**What you have to do:**
Wherever "desague" turns up in a line of the entries below, that line counts. Say how many such lines there are, with no other words.

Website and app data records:
Content starts

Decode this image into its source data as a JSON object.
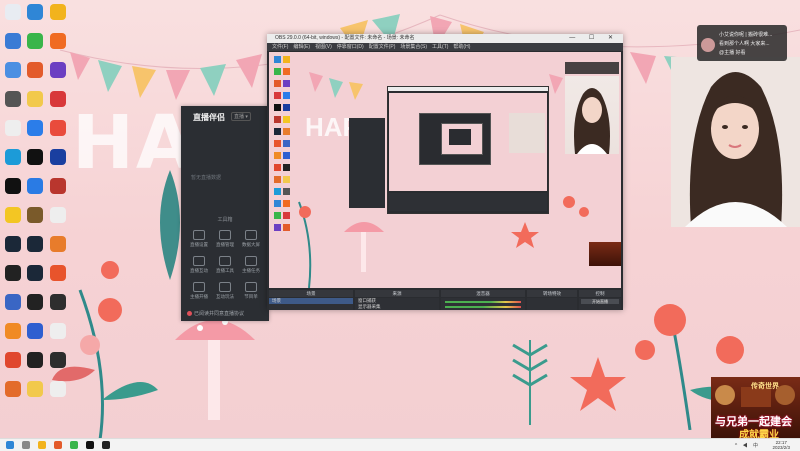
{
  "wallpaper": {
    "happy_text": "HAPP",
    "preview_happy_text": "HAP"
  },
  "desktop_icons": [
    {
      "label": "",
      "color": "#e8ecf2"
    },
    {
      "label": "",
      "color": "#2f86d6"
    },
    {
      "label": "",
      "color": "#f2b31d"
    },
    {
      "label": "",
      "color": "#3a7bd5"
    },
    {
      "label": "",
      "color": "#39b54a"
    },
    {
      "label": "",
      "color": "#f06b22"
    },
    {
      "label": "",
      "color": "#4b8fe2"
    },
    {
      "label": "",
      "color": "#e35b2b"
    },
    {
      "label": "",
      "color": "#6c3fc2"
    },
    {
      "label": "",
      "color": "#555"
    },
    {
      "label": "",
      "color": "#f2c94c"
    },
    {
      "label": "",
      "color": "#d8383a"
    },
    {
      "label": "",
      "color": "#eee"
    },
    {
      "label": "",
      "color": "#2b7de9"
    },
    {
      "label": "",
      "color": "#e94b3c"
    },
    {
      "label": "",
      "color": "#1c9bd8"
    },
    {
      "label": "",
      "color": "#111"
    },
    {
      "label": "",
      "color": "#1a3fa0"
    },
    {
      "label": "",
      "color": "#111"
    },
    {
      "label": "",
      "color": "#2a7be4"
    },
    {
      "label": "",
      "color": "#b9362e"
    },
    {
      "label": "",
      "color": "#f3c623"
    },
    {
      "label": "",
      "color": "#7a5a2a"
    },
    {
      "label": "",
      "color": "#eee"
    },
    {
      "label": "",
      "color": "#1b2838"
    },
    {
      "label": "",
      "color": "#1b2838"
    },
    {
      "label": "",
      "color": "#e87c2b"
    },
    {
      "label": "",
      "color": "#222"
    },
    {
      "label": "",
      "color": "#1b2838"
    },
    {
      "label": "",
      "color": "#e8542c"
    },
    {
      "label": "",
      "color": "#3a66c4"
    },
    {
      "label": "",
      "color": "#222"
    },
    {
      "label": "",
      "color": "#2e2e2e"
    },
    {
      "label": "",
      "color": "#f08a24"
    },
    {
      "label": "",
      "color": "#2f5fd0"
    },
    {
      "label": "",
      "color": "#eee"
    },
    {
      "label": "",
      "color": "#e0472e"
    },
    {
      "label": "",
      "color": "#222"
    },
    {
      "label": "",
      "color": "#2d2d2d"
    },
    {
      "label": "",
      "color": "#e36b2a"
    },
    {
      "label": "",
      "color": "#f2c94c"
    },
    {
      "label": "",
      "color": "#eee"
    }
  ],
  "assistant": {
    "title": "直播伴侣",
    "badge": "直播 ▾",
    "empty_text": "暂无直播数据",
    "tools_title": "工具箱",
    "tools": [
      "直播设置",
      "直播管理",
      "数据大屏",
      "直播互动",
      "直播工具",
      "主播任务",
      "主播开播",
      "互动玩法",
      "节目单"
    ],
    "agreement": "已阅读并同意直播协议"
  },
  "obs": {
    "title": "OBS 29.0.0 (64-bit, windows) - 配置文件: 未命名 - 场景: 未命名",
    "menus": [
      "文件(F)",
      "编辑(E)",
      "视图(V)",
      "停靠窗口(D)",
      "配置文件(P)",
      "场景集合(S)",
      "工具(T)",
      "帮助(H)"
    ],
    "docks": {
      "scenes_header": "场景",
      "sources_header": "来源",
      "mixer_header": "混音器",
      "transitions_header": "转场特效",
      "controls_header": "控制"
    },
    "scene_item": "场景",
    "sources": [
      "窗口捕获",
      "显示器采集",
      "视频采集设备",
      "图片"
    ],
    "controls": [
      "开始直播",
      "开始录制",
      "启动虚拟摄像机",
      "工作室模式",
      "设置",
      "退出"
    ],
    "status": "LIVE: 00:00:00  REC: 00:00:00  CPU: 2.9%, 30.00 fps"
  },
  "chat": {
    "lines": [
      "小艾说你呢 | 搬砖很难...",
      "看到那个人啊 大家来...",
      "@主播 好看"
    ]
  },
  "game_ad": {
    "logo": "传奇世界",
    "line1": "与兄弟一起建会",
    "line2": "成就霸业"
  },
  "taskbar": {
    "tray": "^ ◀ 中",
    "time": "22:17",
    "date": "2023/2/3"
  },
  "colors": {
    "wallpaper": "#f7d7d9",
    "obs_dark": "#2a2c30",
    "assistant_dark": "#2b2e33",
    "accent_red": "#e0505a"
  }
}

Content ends
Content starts

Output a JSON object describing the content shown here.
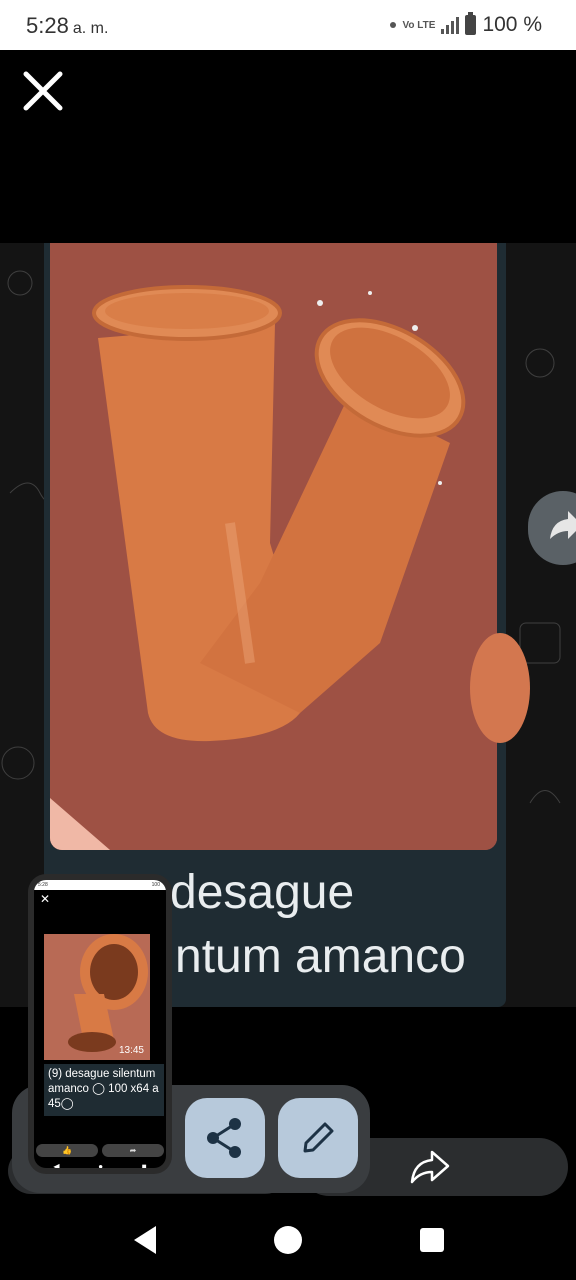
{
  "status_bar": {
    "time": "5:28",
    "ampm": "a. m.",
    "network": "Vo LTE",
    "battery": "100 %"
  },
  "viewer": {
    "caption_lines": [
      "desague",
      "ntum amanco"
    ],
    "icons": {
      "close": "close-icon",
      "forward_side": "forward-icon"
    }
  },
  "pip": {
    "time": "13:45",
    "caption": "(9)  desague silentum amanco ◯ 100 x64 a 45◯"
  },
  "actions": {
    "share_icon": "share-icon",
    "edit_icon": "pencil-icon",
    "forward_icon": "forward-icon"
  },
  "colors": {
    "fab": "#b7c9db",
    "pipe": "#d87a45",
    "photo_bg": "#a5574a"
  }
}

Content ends

**Exercise output:**
2